Asthma is no longer considered an absolute barrier to scuba diving.
While serious problems can arise in patients with asthma who dive, they are exceedingly rare except in people with severe or uncontrolled asthma. Most experts – both medical societies and diving groups – now agree that patients with asthma can safely dive if their asthma is not severe and is well controlled. If you have asthma and would like to dive, we’ll do everything we can to enable you to participate in the fun of scuba diving safely!

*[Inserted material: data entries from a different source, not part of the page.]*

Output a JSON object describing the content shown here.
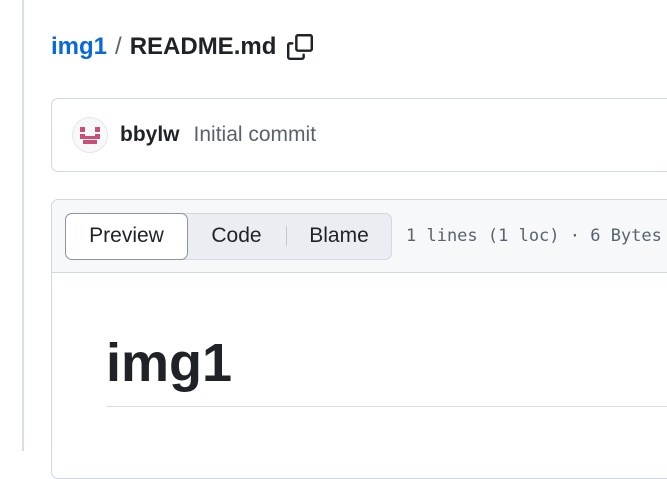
{
  "breadcrumb": {
    "repo": "img1",
    "separator": "/",
    "file": "README.md",
    "copy_icon": "copy-icon"
  },
  "commit": {
    "author": "bbylw",
    "message": "Initial commit",
    "avatar_icon": "identicon-avatar"
  },
  "file_view": {
    "tabs": [
      {
        "label": "Preview",
        "selected": true
      },
      {
        "label": "Code",
        "selected": false
      },
      {
        "label": "Blame",
        "selected": false
      }
    ],
    "meta": "1 lines (1 loc) · 6 Bytes"
  },
  "readme": {
    "heading": "img1"
  },
  "colors": {
    "link": "#0969da",
    "text": "#1f2328",
    "muted": "#59636e",
    "border": "#d1d9e0",
    "header_bg": "#f6f8fa",
    "avatar_accent": "#c94f78"
  }
}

Lung function testing is performed, and an individualized treatment plan is formulated to maximize lung function and minimize lung inflammation. We also need to repeat the lung function testing once treatment has been maximized, to make sure that it is effective at making overall lung function nearly normal. There is concern that if the inflammation of asthma has resulted in scar tissue formation, this could lead to problems during ascent at the end of a dive. Although there is no way to know with certainty if scar tissue has developed or if it would lead to any problems, it is generally accepted that the likelihood of complications is very low if we can show that lung function can be made almost completely normal with treatment.

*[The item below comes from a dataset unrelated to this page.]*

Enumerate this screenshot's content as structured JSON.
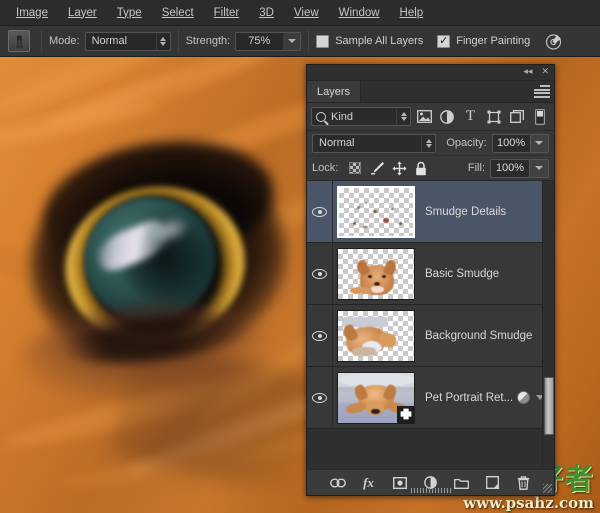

An exercise challenge is performed to ensure that lung function does not decrease with physical activity. The concern is that if strong currents are encountered at depth that makes the dive physically more strenuous, we need to know that swimming hard against the current won’t cause an exercise-induced asthma attack.

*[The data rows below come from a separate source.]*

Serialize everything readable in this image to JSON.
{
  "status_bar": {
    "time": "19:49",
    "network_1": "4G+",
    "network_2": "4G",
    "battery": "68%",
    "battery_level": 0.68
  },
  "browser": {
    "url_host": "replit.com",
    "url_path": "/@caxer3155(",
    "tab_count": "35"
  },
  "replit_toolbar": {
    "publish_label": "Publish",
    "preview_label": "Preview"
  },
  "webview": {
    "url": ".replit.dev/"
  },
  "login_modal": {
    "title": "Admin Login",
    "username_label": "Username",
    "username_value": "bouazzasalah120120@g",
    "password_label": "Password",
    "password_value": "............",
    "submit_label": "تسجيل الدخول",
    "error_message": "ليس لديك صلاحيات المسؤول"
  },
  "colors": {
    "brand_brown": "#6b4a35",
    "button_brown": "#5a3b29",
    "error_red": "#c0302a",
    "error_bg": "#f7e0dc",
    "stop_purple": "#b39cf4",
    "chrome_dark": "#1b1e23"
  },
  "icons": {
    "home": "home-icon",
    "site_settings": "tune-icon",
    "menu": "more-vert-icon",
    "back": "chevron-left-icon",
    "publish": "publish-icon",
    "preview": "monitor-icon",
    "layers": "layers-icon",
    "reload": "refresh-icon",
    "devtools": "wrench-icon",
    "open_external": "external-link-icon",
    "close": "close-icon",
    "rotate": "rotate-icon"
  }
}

Another element of a full evaluation that may or may not be required is to make sure that fine salt water spray does not induce an asthma exacerbation. This is not common, so it depends on a given patient’s history as to whether this evaluation would be recommended.